Lauren Schaale (MS, Jun 2019): MS Thesis: Viewing habitat through another lens: Bird nest site selection and productivity across the beach thermal landscape. Current position: Coastal Scientist at Bald Head Island Conservancy.
Robert Snowden (MS, May 2018): MS Thesis: Least tern thermoregulation in response to environmental temperature and human disturbance. Current position: Seasonal Ornithologist at Audubon Starr Ranch
Tara Clancy (Directed Independent Study student): Project: Marsh sparrow winter biology.
Daniel Hertzberg (BS, May 2017): Undergraduate Honor's Thesis: The effects of food availability on bird feather melanin concentration.
Tyler Dodson (BS, May 2017): Directed Independent Study project: A study of the human brain ventricles using anatomical images (pdf).
Johnathan DeBetta (BS, May 2016): Directed Independent Study project: Applied learning of vertebrate anatomy using CT-scans and MRIs.
Prospective graduate students: Dr. Danner accepts MS and PhD students when space and funding are available. If you are interested in conducting a MS thesis or PhD dissertation with Dr. Danner, please email a cover letter, resume, and GRE scores, and see the graduate program webpage.
Prospective undergraduate students: Dr. Danner accepts honors thesis and DIS students when space is available in the lab. If you are interested, please send Dr. Danner an email with your interests and rationale for the DIS.
Donate a bird nest: If you would like to donate a bird nest for Dr. Danner's Ornithology students to study, please email Dr. Danner!
Donate financially: If you would like to support our students, research, and outreach financially, please donate to the Ornithology Fund online. If you'd like to discuss specific donations, please call or email Dr. Danner (910-962-7895, dannerR@uncw.edu). This money goes directly to student activities. Even a little money can go a long way!

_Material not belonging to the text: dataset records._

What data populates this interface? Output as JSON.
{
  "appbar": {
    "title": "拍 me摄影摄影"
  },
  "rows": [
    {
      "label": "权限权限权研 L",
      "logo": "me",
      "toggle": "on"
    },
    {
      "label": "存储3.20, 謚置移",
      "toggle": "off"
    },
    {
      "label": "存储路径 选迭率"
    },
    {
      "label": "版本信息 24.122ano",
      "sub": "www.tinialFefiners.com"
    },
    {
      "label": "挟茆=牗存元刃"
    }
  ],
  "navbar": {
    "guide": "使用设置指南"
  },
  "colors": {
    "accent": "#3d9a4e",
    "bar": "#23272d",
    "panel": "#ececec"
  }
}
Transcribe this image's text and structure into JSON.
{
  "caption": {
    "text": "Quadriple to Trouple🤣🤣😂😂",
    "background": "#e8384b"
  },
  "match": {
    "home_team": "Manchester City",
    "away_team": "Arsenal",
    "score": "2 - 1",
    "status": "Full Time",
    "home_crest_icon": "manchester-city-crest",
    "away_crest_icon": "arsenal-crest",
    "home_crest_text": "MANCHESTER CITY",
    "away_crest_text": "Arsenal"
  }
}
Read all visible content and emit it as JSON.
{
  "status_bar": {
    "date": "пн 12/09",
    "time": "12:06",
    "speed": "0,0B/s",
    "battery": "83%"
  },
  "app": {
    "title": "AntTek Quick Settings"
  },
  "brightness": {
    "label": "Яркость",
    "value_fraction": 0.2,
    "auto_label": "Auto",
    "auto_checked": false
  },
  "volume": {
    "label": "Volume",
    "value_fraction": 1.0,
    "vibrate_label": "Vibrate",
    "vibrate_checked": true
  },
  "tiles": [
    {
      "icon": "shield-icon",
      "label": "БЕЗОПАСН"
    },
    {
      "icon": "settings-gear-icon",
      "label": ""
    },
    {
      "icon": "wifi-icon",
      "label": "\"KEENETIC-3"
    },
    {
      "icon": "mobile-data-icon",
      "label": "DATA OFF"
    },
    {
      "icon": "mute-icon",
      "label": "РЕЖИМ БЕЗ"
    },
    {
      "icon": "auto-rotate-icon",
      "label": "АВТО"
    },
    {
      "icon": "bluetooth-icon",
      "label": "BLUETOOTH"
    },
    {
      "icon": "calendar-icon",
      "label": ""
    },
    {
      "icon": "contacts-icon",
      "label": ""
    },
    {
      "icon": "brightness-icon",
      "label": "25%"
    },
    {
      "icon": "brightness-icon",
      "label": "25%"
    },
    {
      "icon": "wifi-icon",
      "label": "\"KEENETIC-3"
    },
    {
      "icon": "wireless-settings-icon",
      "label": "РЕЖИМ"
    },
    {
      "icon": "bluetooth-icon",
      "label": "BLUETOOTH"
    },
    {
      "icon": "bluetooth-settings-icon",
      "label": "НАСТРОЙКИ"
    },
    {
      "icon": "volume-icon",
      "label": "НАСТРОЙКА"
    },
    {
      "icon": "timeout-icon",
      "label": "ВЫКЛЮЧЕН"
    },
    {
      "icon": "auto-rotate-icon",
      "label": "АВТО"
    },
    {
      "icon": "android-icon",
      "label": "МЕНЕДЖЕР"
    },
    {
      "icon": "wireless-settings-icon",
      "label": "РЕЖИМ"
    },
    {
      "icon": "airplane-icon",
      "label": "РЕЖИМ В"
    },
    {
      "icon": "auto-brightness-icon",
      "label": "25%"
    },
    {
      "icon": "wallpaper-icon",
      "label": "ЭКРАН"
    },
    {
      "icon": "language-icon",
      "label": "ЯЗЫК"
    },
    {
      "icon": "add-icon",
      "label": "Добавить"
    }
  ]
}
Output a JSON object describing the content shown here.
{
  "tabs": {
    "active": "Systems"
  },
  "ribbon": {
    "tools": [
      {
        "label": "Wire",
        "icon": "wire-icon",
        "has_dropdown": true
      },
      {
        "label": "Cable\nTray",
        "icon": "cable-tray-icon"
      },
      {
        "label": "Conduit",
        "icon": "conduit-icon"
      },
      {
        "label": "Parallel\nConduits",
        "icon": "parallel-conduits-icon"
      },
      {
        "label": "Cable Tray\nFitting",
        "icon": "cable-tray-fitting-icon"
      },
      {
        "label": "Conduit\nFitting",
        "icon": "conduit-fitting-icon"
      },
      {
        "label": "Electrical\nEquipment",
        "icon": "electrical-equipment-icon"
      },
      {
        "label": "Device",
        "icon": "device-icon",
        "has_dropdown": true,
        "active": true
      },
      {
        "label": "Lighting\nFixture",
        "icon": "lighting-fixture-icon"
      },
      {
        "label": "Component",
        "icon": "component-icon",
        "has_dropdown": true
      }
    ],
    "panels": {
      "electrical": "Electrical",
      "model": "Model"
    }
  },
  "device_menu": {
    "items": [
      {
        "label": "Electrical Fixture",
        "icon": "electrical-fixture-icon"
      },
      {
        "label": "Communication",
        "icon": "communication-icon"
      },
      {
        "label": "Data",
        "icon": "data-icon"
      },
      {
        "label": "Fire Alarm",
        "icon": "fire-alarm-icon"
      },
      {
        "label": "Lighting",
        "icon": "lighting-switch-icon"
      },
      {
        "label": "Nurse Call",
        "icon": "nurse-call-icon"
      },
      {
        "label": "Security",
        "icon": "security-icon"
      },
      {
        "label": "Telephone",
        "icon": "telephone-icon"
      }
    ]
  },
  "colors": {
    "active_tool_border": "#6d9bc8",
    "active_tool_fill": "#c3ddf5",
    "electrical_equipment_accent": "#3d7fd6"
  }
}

Phone (office): +1 (910) 962 - 7895
Address: UNC Wilmington, Wilmington, NC, USA